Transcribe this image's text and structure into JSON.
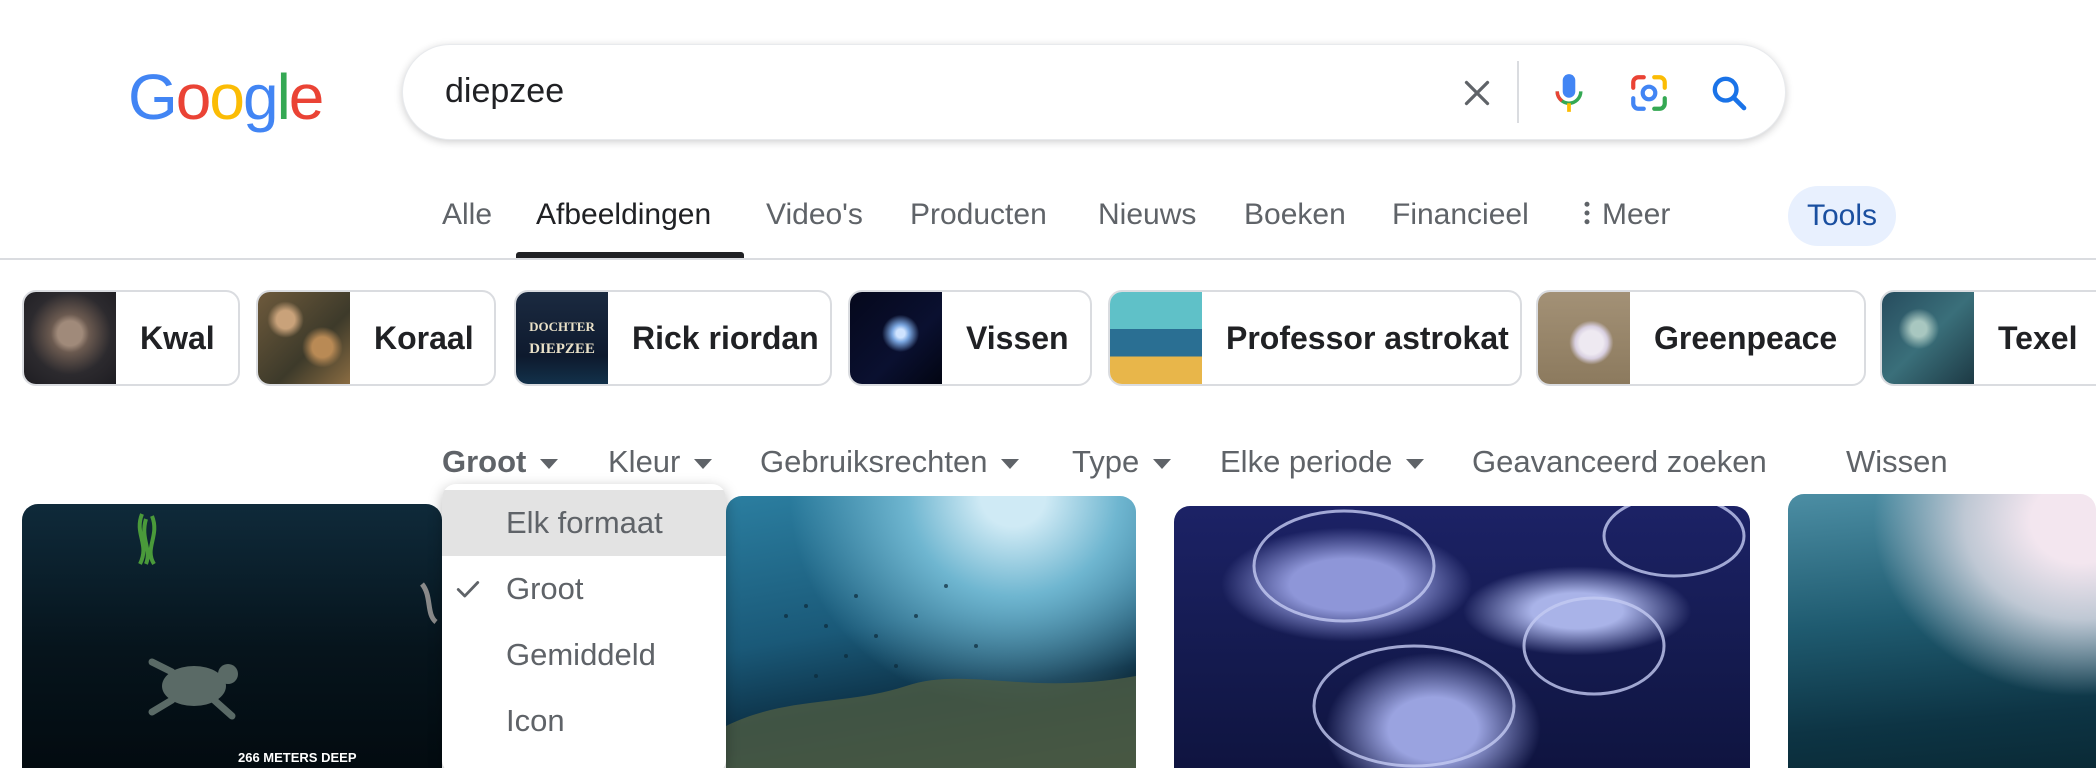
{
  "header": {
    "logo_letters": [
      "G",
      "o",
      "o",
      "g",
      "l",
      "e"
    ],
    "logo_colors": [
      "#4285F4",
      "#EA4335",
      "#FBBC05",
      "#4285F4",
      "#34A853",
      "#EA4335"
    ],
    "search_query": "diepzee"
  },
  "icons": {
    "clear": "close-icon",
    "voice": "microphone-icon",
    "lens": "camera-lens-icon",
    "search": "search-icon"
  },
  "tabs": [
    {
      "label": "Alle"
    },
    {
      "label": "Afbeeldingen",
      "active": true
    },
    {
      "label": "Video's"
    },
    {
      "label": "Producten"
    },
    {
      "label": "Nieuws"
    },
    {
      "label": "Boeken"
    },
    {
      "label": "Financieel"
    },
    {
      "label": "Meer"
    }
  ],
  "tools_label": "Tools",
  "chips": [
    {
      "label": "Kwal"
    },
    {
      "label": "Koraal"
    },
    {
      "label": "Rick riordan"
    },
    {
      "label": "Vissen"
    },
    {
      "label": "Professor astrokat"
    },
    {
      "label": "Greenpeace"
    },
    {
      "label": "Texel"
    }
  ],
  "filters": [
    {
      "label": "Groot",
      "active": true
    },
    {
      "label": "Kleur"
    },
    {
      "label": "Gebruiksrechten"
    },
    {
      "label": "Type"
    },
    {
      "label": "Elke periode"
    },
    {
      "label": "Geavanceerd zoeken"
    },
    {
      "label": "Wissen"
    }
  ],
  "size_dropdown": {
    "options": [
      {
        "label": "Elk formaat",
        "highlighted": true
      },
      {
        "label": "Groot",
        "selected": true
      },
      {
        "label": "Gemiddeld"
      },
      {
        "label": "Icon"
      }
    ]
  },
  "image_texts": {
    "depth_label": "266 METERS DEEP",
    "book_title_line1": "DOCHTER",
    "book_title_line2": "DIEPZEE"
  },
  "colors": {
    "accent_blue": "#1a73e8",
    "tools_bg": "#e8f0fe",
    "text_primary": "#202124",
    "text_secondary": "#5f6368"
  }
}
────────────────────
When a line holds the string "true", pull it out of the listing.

### Worked solution
      "active": true
      "active": true
        "highlighted": true
        "selected": true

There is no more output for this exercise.